Boston’s Children’s Hospital bills itself as the hospital for children – and now it’s also the hospital for children who want a sex change, a procedure some critics are calling “barbaric.”
Dr. Norman Spack, a pediatric specialist at the hospital, has launched a clinic for transgendered kids – boys who feel like girls, girls who want to be boys – and he’s opening his doors to patients as young as 7.
Spack offers his younger patients counseling and drugs that delay the onset of puberty. The drugs stop the natural flood of hormones that would make it difficult to have a sex alteration later in life, allowing patients more time to decide whether they want to make the change.
Spack also offers some teenagers hormone therapy, a drastic step that changes the way they grow and develop. While the effects of drug treatments can be stopped, long-term hormone therapy can be irreversible, causing permanent infertility in both sexes.
For some, that trade-off is worth it. Transgendered children are deeply troubled and have a “high level of suicide attempts,” Spack told the Boston Globe. “I’ve never seen any patient make [a suicide attempt] after they’ve started hormonal treatment,” he said.
But not all doctors are convinced, and some say the treatments do much more harm than good.
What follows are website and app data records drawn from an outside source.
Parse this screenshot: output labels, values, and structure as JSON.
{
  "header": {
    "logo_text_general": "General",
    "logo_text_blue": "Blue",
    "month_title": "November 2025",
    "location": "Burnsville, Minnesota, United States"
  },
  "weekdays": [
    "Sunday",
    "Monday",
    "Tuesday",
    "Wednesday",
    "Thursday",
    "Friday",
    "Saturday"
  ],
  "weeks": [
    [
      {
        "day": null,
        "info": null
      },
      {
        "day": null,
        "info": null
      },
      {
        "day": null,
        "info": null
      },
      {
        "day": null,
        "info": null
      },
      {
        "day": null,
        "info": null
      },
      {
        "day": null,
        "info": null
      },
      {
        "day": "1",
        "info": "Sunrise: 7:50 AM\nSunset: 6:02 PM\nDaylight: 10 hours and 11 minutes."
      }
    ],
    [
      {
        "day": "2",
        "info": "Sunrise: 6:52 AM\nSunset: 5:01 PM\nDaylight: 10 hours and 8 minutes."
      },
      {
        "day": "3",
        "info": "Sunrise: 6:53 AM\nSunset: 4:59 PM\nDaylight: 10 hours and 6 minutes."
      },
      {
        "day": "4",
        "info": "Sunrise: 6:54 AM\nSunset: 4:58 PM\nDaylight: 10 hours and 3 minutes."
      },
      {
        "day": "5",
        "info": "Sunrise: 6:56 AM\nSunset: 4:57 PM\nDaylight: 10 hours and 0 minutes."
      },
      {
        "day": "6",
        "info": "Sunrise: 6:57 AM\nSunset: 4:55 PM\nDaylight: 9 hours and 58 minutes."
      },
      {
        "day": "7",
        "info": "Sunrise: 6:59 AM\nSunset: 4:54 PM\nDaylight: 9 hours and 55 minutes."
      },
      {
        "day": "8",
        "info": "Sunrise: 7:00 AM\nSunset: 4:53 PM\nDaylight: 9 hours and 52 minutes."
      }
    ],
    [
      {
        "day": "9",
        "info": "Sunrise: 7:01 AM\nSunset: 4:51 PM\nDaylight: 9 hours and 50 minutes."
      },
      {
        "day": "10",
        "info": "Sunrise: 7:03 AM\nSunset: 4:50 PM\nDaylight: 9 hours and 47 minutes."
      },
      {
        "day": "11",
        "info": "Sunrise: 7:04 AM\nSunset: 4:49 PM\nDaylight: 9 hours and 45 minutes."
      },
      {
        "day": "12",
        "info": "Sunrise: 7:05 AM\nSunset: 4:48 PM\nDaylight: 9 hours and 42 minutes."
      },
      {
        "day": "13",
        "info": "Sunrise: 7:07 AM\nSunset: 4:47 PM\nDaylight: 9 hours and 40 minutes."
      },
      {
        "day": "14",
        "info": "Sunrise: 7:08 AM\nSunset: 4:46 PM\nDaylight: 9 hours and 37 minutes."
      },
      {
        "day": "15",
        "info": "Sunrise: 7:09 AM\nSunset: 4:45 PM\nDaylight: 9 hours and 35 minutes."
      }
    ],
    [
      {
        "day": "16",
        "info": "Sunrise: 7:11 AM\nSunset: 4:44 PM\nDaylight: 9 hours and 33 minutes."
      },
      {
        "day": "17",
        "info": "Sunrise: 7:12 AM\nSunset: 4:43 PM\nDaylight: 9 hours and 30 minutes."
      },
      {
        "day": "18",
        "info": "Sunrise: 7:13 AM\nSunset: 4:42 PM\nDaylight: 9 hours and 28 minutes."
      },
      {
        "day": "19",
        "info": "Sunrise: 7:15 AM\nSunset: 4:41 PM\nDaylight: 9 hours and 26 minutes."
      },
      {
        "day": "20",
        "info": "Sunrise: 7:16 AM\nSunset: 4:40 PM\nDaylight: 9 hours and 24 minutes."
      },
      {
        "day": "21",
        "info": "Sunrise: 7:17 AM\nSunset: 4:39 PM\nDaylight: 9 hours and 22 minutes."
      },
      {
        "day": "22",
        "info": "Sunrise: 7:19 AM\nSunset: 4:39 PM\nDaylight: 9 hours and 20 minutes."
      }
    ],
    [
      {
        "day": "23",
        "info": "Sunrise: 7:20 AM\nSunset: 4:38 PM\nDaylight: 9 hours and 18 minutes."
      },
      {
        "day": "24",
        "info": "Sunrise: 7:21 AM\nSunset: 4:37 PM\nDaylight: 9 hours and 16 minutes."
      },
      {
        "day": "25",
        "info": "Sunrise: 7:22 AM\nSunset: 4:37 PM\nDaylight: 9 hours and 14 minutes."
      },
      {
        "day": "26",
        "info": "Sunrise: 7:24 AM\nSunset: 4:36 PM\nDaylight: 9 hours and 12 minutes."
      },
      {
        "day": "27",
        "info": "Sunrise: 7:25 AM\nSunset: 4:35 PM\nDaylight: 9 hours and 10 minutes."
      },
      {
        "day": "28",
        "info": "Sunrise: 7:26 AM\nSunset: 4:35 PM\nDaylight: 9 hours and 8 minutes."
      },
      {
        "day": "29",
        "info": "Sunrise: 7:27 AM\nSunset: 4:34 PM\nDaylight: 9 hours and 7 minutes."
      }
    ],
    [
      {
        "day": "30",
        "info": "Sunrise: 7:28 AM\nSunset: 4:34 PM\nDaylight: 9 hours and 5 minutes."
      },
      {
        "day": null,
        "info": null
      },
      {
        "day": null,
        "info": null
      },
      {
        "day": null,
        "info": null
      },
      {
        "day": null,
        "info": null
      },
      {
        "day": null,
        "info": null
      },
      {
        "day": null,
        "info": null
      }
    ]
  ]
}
“Treating these children with hormones does considerable harm and it compounds their confusion,” said Dr. Paul McHugh, University Distinguished Service Professor of Psychiatry at John Hopkins University. “Trying to delay puberty or change someone’s gender is a rejection of the lawfulness of nature.”